Back in the days when the average desktop PC was barely capable of running a word processor, let alone sumptuous 3D games, the idea of overclocking your CPU in order to get thousand pound performance from a three hundred pound chip wasn't just an indulgence, it was a necessity.

A lot has changed. A modern multi-core CPU has a much longer shelf life than its forebears, because performance today is as much a factor of the number of cores and microcode as it is raw clockspeed.

An Intel Q6600 bought four years ago is unlikely to feel sluggish for most games, although upgrading isn't expensive these days either. For the not-unreasonable outlay of £150 you can pick up anything from the latest Lynnfield chips through to a six-core monster from AMD. But that's hardly the point.

Dropping £150 is still £150 out of your pocket, and the basics remain the same: Why buy a new or more expensive chip when you can save some serious dough and overclock? Besides, it's also a lot of fun.

The techniques involved in CPU overclocking have remained largely unchanged since the dark ages of computing too. Take control of the clocks, take care of the extra heating produced, and before you know it you'll be eyeing up the cost of liquid nitrogen.

It's true that most CPU architectures have a cap beyond which they simply won't perform – but the good news is that for current Intel processors, 4GHz or more is easily possible using air-cooling techniques alone.

Your CPU's clock speed is derived by taking the 'base clock': a signal supplied by the clock generator on the motherboard, and applying a 'multiplier' to it.

On newer P55 or X58-based motherboards, the base clock is always 133.33MHz by default; for Core 2 or older CPUs, the base clock varies between 100MHz and 166.6MHz depending on the Front Side Bus. The important thing to remember is that the CPU speed is defined by this external influence; it doesn't just operate from a single internal signal that only it has total control over.

Question of multipliers

If you are the owner of an 'Extreme Edition' chip or one of the new K-series models, then you can select what the multiplier will be. That means if you have a Core i7 980X running at 3.33GHz (133MHz base clock x25 multiplier) you can overclock it to 4GHz just by increasing the multiplier to 30.

If you don't have an unlocked chip (like the vast majority), the multiplier will be a fixed value or, in the case of the Core i7 and i5 CPUs we've seen, you'll have a restricted set of options in the BIOS to reduce the multiplier or apply a very small overclock.

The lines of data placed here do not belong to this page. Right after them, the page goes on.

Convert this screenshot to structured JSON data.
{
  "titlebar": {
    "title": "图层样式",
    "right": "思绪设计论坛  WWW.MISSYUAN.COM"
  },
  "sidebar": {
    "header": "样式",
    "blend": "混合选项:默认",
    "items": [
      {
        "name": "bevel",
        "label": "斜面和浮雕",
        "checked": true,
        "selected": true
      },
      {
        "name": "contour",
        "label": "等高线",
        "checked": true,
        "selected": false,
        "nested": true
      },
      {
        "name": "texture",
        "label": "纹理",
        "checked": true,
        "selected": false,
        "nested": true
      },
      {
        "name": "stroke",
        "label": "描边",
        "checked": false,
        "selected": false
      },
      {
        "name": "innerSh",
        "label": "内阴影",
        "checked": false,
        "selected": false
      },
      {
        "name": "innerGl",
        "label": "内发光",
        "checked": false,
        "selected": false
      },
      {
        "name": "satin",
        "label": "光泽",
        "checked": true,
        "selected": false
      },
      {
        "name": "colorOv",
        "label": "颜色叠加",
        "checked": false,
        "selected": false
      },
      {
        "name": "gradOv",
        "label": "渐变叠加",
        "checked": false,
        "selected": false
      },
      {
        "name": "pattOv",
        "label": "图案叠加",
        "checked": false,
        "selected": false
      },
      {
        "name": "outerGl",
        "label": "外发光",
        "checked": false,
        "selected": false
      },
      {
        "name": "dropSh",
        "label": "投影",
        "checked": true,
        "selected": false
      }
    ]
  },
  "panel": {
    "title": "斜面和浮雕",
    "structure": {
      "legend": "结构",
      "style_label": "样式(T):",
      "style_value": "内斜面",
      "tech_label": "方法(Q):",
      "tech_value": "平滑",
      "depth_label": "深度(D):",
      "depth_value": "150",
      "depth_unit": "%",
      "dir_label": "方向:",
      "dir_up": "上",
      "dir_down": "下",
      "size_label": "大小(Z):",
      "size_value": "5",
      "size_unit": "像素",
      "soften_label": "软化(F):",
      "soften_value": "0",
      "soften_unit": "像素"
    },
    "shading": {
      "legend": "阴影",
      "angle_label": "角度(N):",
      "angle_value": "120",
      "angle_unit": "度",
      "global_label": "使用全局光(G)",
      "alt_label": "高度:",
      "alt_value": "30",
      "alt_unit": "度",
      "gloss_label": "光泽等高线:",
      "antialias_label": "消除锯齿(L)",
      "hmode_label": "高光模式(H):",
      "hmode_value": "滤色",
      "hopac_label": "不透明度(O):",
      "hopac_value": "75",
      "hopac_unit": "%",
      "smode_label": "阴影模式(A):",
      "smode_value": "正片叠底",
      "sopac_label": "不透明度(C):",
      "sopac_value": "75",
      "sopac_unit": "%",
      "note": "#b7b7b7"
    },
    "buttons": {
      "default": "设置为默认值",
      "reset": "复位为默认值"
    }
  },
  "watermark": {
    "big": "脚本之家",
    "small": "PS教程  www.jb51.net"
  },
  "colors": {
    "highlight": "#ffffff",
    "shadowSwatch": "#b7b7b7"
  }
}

That means to do any serious acceleration of your CPU you'll need to increase the base clock itself, and that's where your choice of motherboard is all-important.

Essentially, you'll need to alter the base clock in the BIOS, something that most motherboards now offer as a matter of course. This same clock is used by the other buses in your machine though, including the PCI-e bus that your graphics card is sat on.

This means that those components need to be either well-cooled, so that they can run to keep up as the base clock is accelerated, or you'll need to be able to 'decouple' them in the BIOS and leave them running at their stock speeds regardless of the base clock setting.

We're going to be using an MSI P55-GD65 for our walkthrough. It's a solid board that sneaks in at less than £100 and opens up all the important BIOS settings for us. If you aren't confident fiddling around in the BIOS, it has extra buttons for increasing clockspeeds across the board or automatically finding a modest but stable overclock.

Which chip to choose?

To play around with Intel overclocking, any one of Intel's Core 2, Core i5 or Core i7 processors are a great place to start.

Arguably the best choice right now is the Core i7 920, a 2.66GHz chip that will crank up to a good 4GHz and has a triple channel memory controller to help the data flowing from the system RAM to keep up with it.

There are some drawbacks, though. For a start, you'll need an expensive X58-based mobo, as well as at least three sticks of RAM. More critically, the 920 has a locked memory multiplier, which means there's an extra level of fiddling with memory base speeds to keep your system stable.

Instead, we're using a Core i7 870 to show you how to get the most from an Intel-based system. The chip itself is quite pricey, but the accompanying socket-1156 mobos are reasonable and you can decouple the memory timings while finding the fastest stable speed for your processor.

The successor to the 870, the Core i7 870K, is the same chip but cheaper and with an unlocked CPU multiplier, which means it's even easier to overclock.

To achieve stability you'll need to balance the base clock, the multiplier and the amount of voltage supplied to the CPU and the QPI system interface. Every chip is different, and you may find a high base clock with a low multiplier works better than a low base clock and a high multiplier, or vice versa.